In nature, plants rarely grow in isolation and they add to each other’s beauty by their association. Bringing indoor plants together in well planned groups will transform their effect in a manner which can be quite breathtaking. A bold, eye-catching display can become the centre of attention. Many small leaved plants, for example, are unimpressive on their own but when combined with larger-leaved varieties provide a striking contrast.
When grouping indoor plants, don’t aim for the greatest number of colours orshapes possible. Style and overall form are usually much more rewarding. Perfection in each plant is not essential; a plant which is lopsided and would look unattractive on its own can look excellent when in a group or in a trough.
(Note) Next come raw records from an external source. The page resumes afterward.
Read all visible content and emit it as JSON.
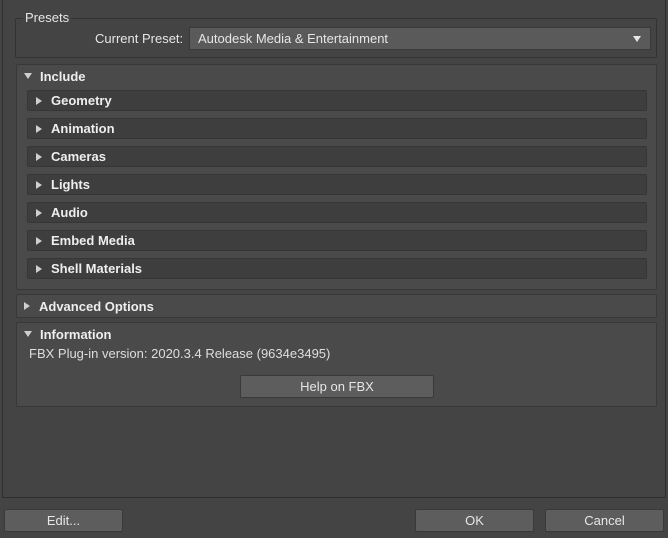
{
  "presets": {
    "group_title": "Presets",
    "current_label": "Current Preset:",
    "current_value": "Autodesk Media & Entertainment"
  },
  "include": {
    "title": "Include",
    "items": [
      {
        "label": "Geometry"
      },
      {
        "label": "Animation"
      },
      {
        "label": "Cameras"
      },
      {
        "label": "Lights"
      },
      {
        "label": "Audio"
      },
      {
        "label": "Embed Media"
      },
      {
        "label": "Shell Materials"
      }
    ]
  },
  "advanced": {
    "title": "Advanced Options"
  },
  "information": {
    "title": "Information",
    "version_text": "FBX Plug-in version: 2020.3.4 Release (9634e3495)",
    "help_button": "Help on FBX"
  },
  "footer": {
    "edit_button": "Edit...",
    "ok_button": "OK",
    "cancel_button": "Cancel"
  }
}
When planning a group which includes flowering and foliage plants together, be sparing with theunless you hope to achieve a really strong, colourful display. If that is the case, then select foliage plants with fairly tall, elegant or feathery foliage to act as a foil for the blooms. Never mix foliage plants and colourful plants in almost equal proportions, or the true beauty of both types will be lost.
The plant tray
This is not the most striking method of grouping plants, but it is one which allows frequent change and greater convenience. The tray should be about 5 cm (2 in) deep and can be made of any waterproof material. A 21 cm (1 in) layer of small pebbles or shingle should be used to cover the bottom of the tray. Water should be added, but should not reach the level of the bottom of thewhich stand on it. The tray will provide the the plants need.
Here you can make a long-lasting garden of indoor plants. Troughs are available in a wide variety of sizes and shapes from garden centres and nurserymen. It is important that the trough should be watertight and large enough to take thewhen they are standing on a thin layer of shingle. There should also be room to pack damp peat around the pots.
It is better to keep the plants in their pots rather than plant them direct into the trough because you can then change them around as you wish. The peat packing must always be kept moist; it provides the necessary humidity and a moisture reserve beneath the pots.
If you water the plants well before you leave on, the plant trough will manage without attention for a period of two to three weeks.
Not so many years ago the standard indoor plant was a dusty, tired Aspidistra in a hideous pot, placed at the window. Modern home design, and the developments in plant culture, and types, have transformed this image. Indeed, many modern homes need the softening and naturalising effect of indoor plants and seem to lack something if they are absent.
There are a few simple rules to follow to ensure that indoor plants make the fullest impact to your décor-
- Keep your display in scale with the area. Monstera deliciosa, for example, can look ungainly and prove obstructive in a tiny hallway, yet it can soften the almost clinical conditions of a large hall incorporating an open plan staircase.
- Ensure that they are ones which can adapt to the environment. Above all, ensure that they have ample humidity for their needs.
- Position your plants carefully. Radiators can be a problem but it is possible to buy fittings which fit on top of or above the radiator to deflect the hot air away from the plants.
- A redundant fireplace is an ideal spot for plants, providing that the flue has been blocked off and it is draught-free.
- In the dining room, wall displays and one striking centrepiece for the table are the most practical. For the table, choose a wide, dwarf arrangement – a big bowl of (African Violets) for example.
- The moist, steamy atmosphere of a bathroom can provide excellent conditions for plants which you cannot grow elsewhere. If the bathroom is centrally heated then it is possible to grow delicate varieties in its humid environment.
- Form is often more important than colour, although both have their place.
- Place the display where it is frequently seen but does not get in the way.
- Do not display on their own plants which are `below par’; their defects can be camouflaged by placing them in the company of other plants.
- In winter, remember that if your room is at a temperature which is comfortable for you, it is probably too warm for most plants. Give some thought to the type of plants you keep in the room and